  • How large is your firm? If you’re a small or mid-sized company, be careful not to get lost in the shuffle at a big consulting firm where your business may be considered “small potatoes” compared to bigger corporate clients.
  • How will you partner with us? Again, proven experience is key to ensuring your chosen consultants will work shoulder to shoulder with your team, solving problems and transferring knowledge daily. The consulting firm should leave your team more technically robust than when the engagement began.
  • How do you ensure the technical expertise of your consultants? You should also ask how the consulting firm leverages collective knowledge for the benefit of all its customers.

Work to find people who bring a fresh perspective (versus a narrow focus influenced by a legacy process, ideas or culture). People with deep experience across multiple industries and technologies are more likely to approach challenges with new ideas and creative approaches that are not obvious to the “it’s always been done this way” crowd. They also tend to be more versatile, with the ability to perform in multiple roles as circumstances require.

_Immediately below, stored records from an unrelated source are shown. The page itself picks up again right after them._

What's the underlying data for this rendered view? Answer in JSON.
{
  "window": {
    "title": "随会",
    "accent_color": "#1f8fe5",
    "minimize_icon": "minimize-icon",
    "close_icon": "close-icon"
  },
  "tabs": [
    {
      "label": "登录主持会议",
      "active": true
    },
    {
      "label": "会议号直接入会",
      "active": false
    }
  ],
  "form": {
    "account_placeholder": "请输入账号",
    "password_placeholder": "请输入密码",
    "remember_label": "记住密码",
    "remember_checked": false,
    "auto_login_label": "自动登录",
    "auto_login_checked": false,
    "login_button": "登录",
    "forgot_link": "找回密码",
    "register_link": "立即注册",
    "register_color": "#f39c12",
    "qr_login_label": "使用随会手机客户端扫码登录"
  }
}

While software development demands stellar technical skills, strong verbal and written communication skills also are key. People with the ability to talk with other technical professionals and business stakeholders are much more likely to complete projects that meet or exceed expectations.

And while it might sound quaint to some, I believe professionals who come equipped with above average integrity best serve organizations. A strong moral compass includes a genuine concern for an employer’s or client’s best interests. People who care bring drive and determination to solving problems by finding the best solutions, even if that means working longer hours from time to time. They also treat fellow team members with respect, which increases the odds of successful collaboration over the long term.

Your search for the best and brightest can be challenging, especially now with more demand for IT professionals than people to fill those positions. Sometimes engaging less experienced talent can help, but a careful approach must be taken to ensure success. Check back soon…that’s the topic of my next post!